Every record below is to be retyped exactly, with any pictures left out.

◆ Supplied data:
--------

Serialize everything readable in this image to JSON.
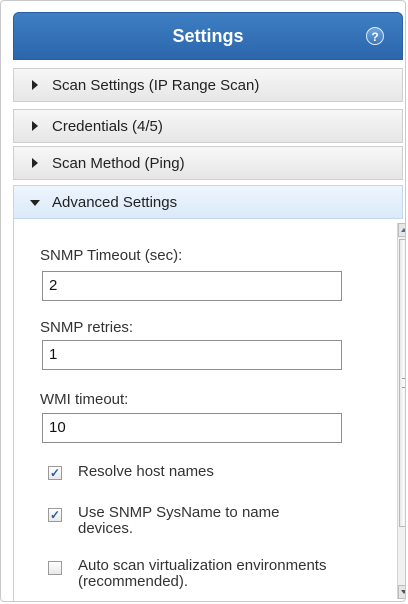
{
  "header": {
    "title": "Settings",
    "help_icon": "help-icon",
    "help_glyph": "?"
  },
  "accent_color": "#2b66ad",
  "sections": [
    {
      "label": "Scan Settings (IP Range Scan)",
      "expanded": false
    },
    {
      "label": "Credentials (4/5)",
      "expanded": false
    },
    {
      "label": "Scan Method (Ping)",
      "expanded": false
    },
    {
      "label": "Advanced Settings",
      "expanded": true
    }
  ],
  "advanced": {
    "snmp_timeout": {
      "label": "SNMP Timeout (sec):",
      "value": "2"
    },
    "snmp_retries": {
      "label": "SNMP retries:",
      "value": "1"
    },
    "wmi_timeout": {
      "label": "WMI timeout:",
      "value": "10"
    },
    "checkboxes": [
      {
        "line1": "Resolve host names",
        "line2": "",
        "checked": true
      },
      {
        "line1": "Use SNMP SysName to name",
        "line2": "devices.",
        "checked": true
      },
      {
        "line1": "Auto scan virtualization environments",
        "line2": "(recommended).",
        "checked": false
      }
    ]
  }
}
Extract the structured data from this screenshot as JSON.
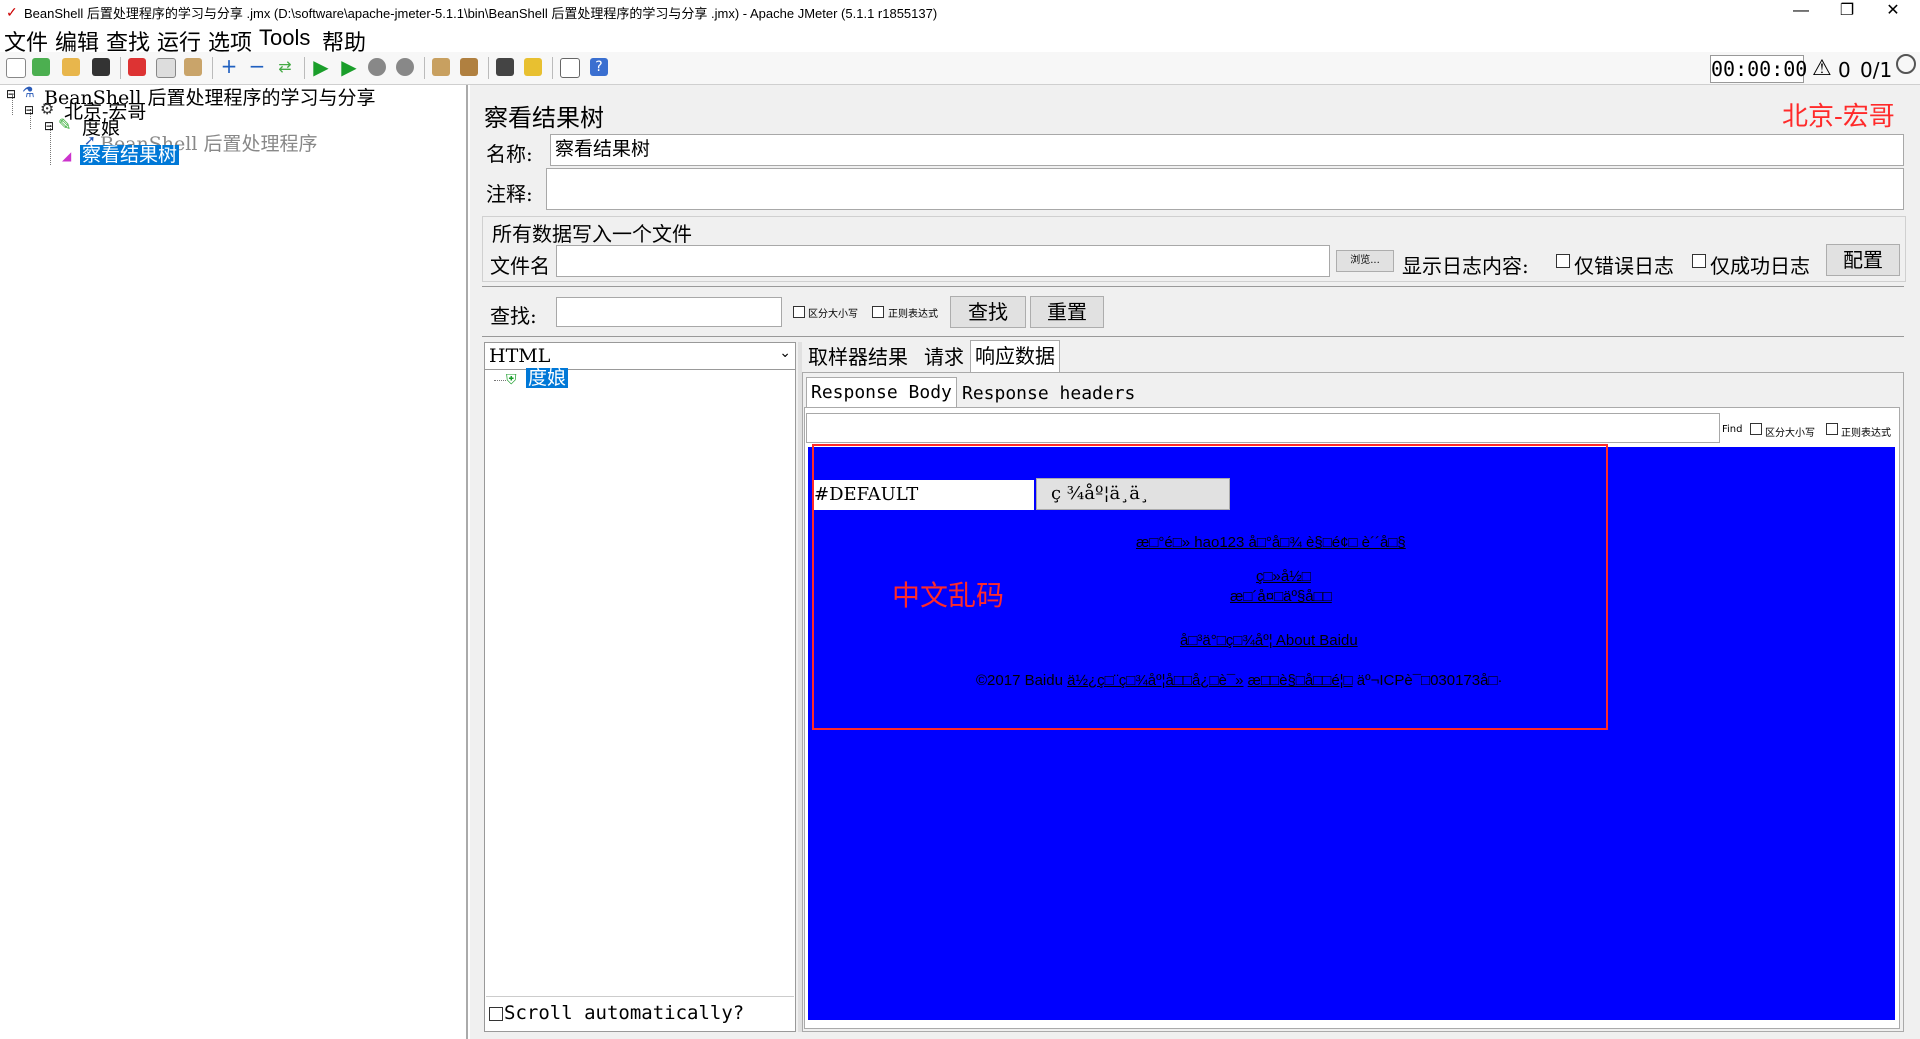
{
  "window": {
    "title": "BeanShell 后置处理程序的学习与分享 .jmx (D:\\software\\apache-jmeter-5.1.1\\bin\\BeanShell 后置处理程序的学习与分享 .jmx) - Apache JMeter (5.1.1 r1855137)",
    "minimize": "—",
    "restore": "❐",
    "close": "✕"
  },
  "menu": [
    "文件",
    "编辑",
    "查找",
    "运行",
    "选项",
    "Tools",
    "帮助"
  ],
  "toolbar": {
    "timer": "00:00:00",
    "warning_count": "0",
    "threads": "0/1"
  },
  "tree": {
    "root": "BeanShell 后置处理程序的学习与分享",
    "thread_group": "北京-宏哥",
    "sampler": "度娘",
    "postprocessor": "BeanShell 后置处理程序",
    "listener": "察看结果树"
  },
  "listener_panel": {
    "title": "察看结果树",
    "watermark": "北京-宏哥",
    "name_label": "名称:",
    "name_value": "察看结果树",
    "comment_label": "注释:",
    "file_section": "所有数据写入一个文件",
    "filename_label": "文件名",
    "browse": "浏览...",
    "log_label": "显示日志内容:",
    "errors_only": "仅错误日志",
    "success_only": "仅成功日志",
    "configure": "配置",
    "search_label": "查找:",
    "case_sensitive": "区分大小写",
    "regex": "正则表达式",
    "find_button": "查找",
    "reset_button": "重置",
    "renderer": "HTML",
    "result_item": "度娘",
    "scroll_auto": "Scroll automatically?",
    "tabs": [
      "取样器结果",
      "请求",
      "响应数据"
    ],
    "subtabs": [
      "Response Body",
      "Response headers"
    ],
    "find_small": "Find",
    "case_small": "区分大小写",
    "regex_small": "正则表达式"
  },
  "response_html": {
    "input_value": "#DEFAULT",
    "button_text": "ç  ¾åº¦ä¸ä¸",
    "link1": "æ□°é□» hao123 å□°å□¾ è§□é¢□ è´´å□§",
    "link2": "ç□»å½□",
    "link3": "æ□´å¤□äº§å□□",
    "link4": "å□³ä°□ç□¾åº¦ About Baidu",
    "footer_prefix": "©2017 Baidu ",
    "footer_link1": "ä½¿ç□¨ç□¾åº¦å□□å¿□è¯»",
    "footer_link2": "æ□□è§□å□□é¦□",
    "footer_suffix": " äº¬ICPè¯□030173å□·",
    "annotation": "中文乱码"
  },
  "colors": {
    "response_bg": "#0000ff",
    "annotation": "#ff2a2a",
    "selection": "#0078d7"
  }
}
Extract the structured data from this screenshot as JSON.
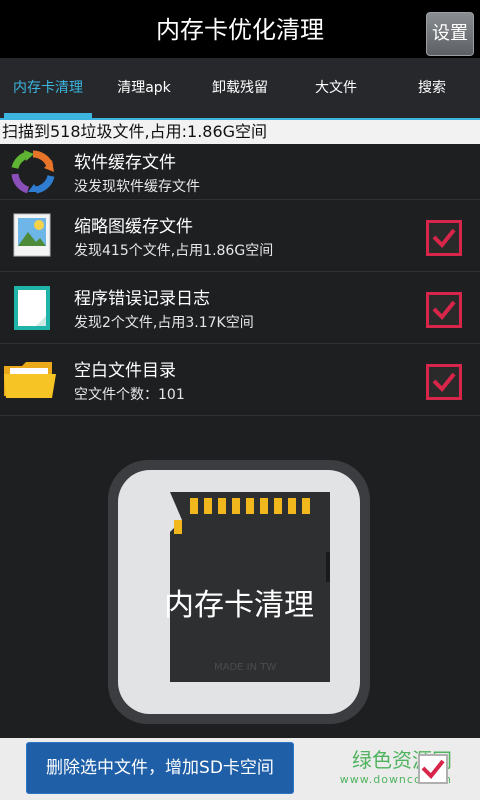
{
  "titlebar": {
    "title": "内存卡优化清理",
    "settings_label": "设置"
  },
  "tabs": [
    {
      "label": "内存卡清理",
      "active": true
    },
    {
      "label": "清理apk",
      "active": false
    },
    {
      "label": "卸载残留",
      "active": false
    },
    {
      "label": "大文件",
      "active": false
    },
    {
      "label": "搜索",
      "active": false
    }
  ],
  "summary": {
    "text": "扫描到518垃圾文件,占用:1.86G空间"
  },
  "items": [
    {
      "title": "软件缓存文件",
      "subtitle": "没发现软件缓存文件",
      "icon": "refresh-cycle-icon",
      "checked": false,
      "show_check": false
    },
    {
      "title": "缩略图缓存文件",
      "subtitle": "发现415个文件,占用1.86G空间",
      "icon": "picture-icon",
      "checked": true,
      "show_check": true
    },
    {
      "title": "程序错误记录日志",
      "subtitle": "发现2个文件,占用3.17K空间",
      "icon": "document-icon",
      "checked": true,
      "show_check": true
    },
    {
      "title": "空白文件目录",
      "subtitle": "空文件个数：101",
      "icon": "folder-icon",
      "checked": true,
      "show_check": true
    }
  ],
  "main_button": {
    "label": "内存卡清理",
    "sd_text": "MADE IN TW"
  },
  "bottom": {
    "delete_label": "删除选中文件，增加SD卡空间",
    "watermark_title": "绿色资源网",
    "watermark_sub": "www.downcc.com"
  },
  "colors": {
    "accent": "#3cb6e0",
    "check_red": "#d7264a",
    "button_blue": "#1f5fa8"
  }
}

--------

◆ Response box:
Serialize everything readable in this image to JSON.
{
  "header": {
    "title": "Settings",
    "help_icon": "help-icon",
    "help_glyph": "?"
  },
  "accent_color": "#2b66ad",
  "sections": [
    {
      "label": "Scan Settings (IP Range Scan)",
      "expanded": false
    },
    {
      "label": "Credentials (4/5)",
      "expanded": false
    },
    {
      "label": "Scan Method (Ping)",
      "expanded": false
    },
    {
      "label": "Advanced Settings",
      "expanded": true
    }
  ],
  "advanced": {
    "snmp_timeout": {
      "label": "SNMP Timeout (sec):",
      "value": "2"
    },
    "snmp_retries": {
      "label": "SNMP retries:",
      "value": "1"
    },
    "wmi_timeout": {
      "label": "WMI timeout:",
      "value": "10"
    },
    "checkboxes": [
      {
        "line1": "Resolve host names",
        "line2": "",
        "checked": true
      },
      {
        "line1": "Use SNMP SysName to name",
        "line2": "devices.",
        "checked": true
      },
      {
        "line1": "Auto scan virtualization environments",
        "line2": "(recommended).",
        "checked": false
      }
    ]
  }
}
Extract the structured data from this screenshot as JSON.
{
  "window": {
    "title": "BeanShell 后置处理程序的学习与分享 .jmx (D:\\software\\apache-jmeter-5.1.1\\bin\\BeanShell 后置处理程序的学习与分享 .jmx) - Apache JMeter (5.1.1 r1855137)",
    "minimize": "—",
    "restore": "❐",
    "close": "✕"
  },
  "menu": [
    "文件",
    "编辑",
    "查找",
    "运行",
    "选项",
    "Tools",
    "帮助"
  ],
  "toolbar": {
    "timer": "00:00:00",
    "warning_count": "0",
    "threads": "0/1"
  },
  "tree": {
    "root": "BeanShell 后置处理程序的学习与分享",
    "thread_group": "北京-宏哥",
    "sampler": "度娘",
    "postprocessor": "BeanShell 后置处理程序",
    "listener": "察看结果树"
  },
  "listener_panel": {
    "title": "察看结果树",
    "watermark": "北京-宏哥",
    "name_label": "名称:",
    "name_value": "察看结果树",
    "comment_label": "注释:",
    "file_section": "所有数据写入一个文件",
    "filename_label": "文件名",
    "browse": "浏览...",
    "log_label": "显示日志内容:",
    "errors_only": "仅错误日志",
    "success_only": "仅成功日志",
    "configure": "配置",
    "search_label": "查找:",
    "case_sensitive": "区分大小写",
    "regex": "正则表达式",
    "find_button": "查找",
    "reset_button": "重置",
    "renderer": "HTML",
    "result_item": "度娘",
    "scroll_auto": "Scroll automatically?",
    "tabs": [
      "取样器结果",
      "请求",
      "响应数据"
    ],
    "subtabs": [
      "Response Body",
      "Response headers"
    ],
    "find_small": "Find",
    "case_small": "区分大小写",
    "regex_small": "正则表达式"
  },
  "response_html": {
    "input_value": "#DEFAULT",
    "button_text": "ç  ¾åº¦ä¸ä¸",
    "link1": "æ□°é□» hao123 å□°å□¾ è§□é¢□ è´´å□§",
    "link2": "ç□»å½□",
    "link3": "æ□´å¤□äº§å□□",
    "link4": "å□³ä°□ç□¾åº¦ About Baidu",
    "footer_prefix": "©2017 Baidu ",
    "footer_link1": "ä½¿ç□¨ç□¾åº¦å□□å¿□è¯»",
    "footer_link2": "æ□□è§□å□□é¦□",
    "footer_suffix": " äº¬ICPè¯□030173å□·",
    "annotation": "中文乱码"
  },
  "colors": {
    "response_bg": "#0000ff",
    "annotation": "#ff2a2a",
    "selection": "#0078d7"
  }
}
Extract the structured data from this screenshot as JSON.
{
  "titlebar": {
    "title": "内存卡优化清理",
    "settings_label": "设置"
  },
  "tabs": [
    {
      "label": "内存卡清理",
      "active": true
    },
    {
      "label": "清理apk",
      "active": false
    },
    {
      "label": "卸载残留",
      "active": false
    },
    {
      "label": "大文件",
      "active": false
    },
    {
      "label": "搜索",
      "active": false
    }
  ],
  "summary": {
    "text": "扫描到518垃圾文件,占用:1.86G空间"
  },
  "items": [
    {
      "title": "软件缓存文件",
      "subtitle": "没发现软件缓存文件",
      "icon": "refresh-cycle-icon",
      "checked": false,
      "show_check": false
    },
    {
      "title": "缩略图缓存文件",
      "subtitle": "发现415个文件,占用1.86G空间",
      "icon": "picture-icon",
      "checked": true,
      "show_check": true
    },
    {
      "title": "程序错误记录日志",
      "subtitle": "发现2个文件,占用3.17K空间",
      "icon": "document-icon",
      "checked": true,
      "show_check": true
    },
    {
      "title": "空白文件目录",
      "subtitle": "空文件个数：101",
      "icon": "folder-icon",
      "checked": true,
      "show_check": true
    }
  ],
  "main_button": {
    "label": "内存卡清理",
    "sd_text": "MADE IN TW"
  },
  "bottom": {
    "delete_label": "删除选中文件，增加SD卡空间",
    "watermark_title": "绿色资源网",
    "watermark_sub": "www.downcc.com"
  },
  "colors": {
    "accent": "#3cb6e0",
    "check_red": "#d7264a",
    "button_blue": "#1f5fa8"
  }
}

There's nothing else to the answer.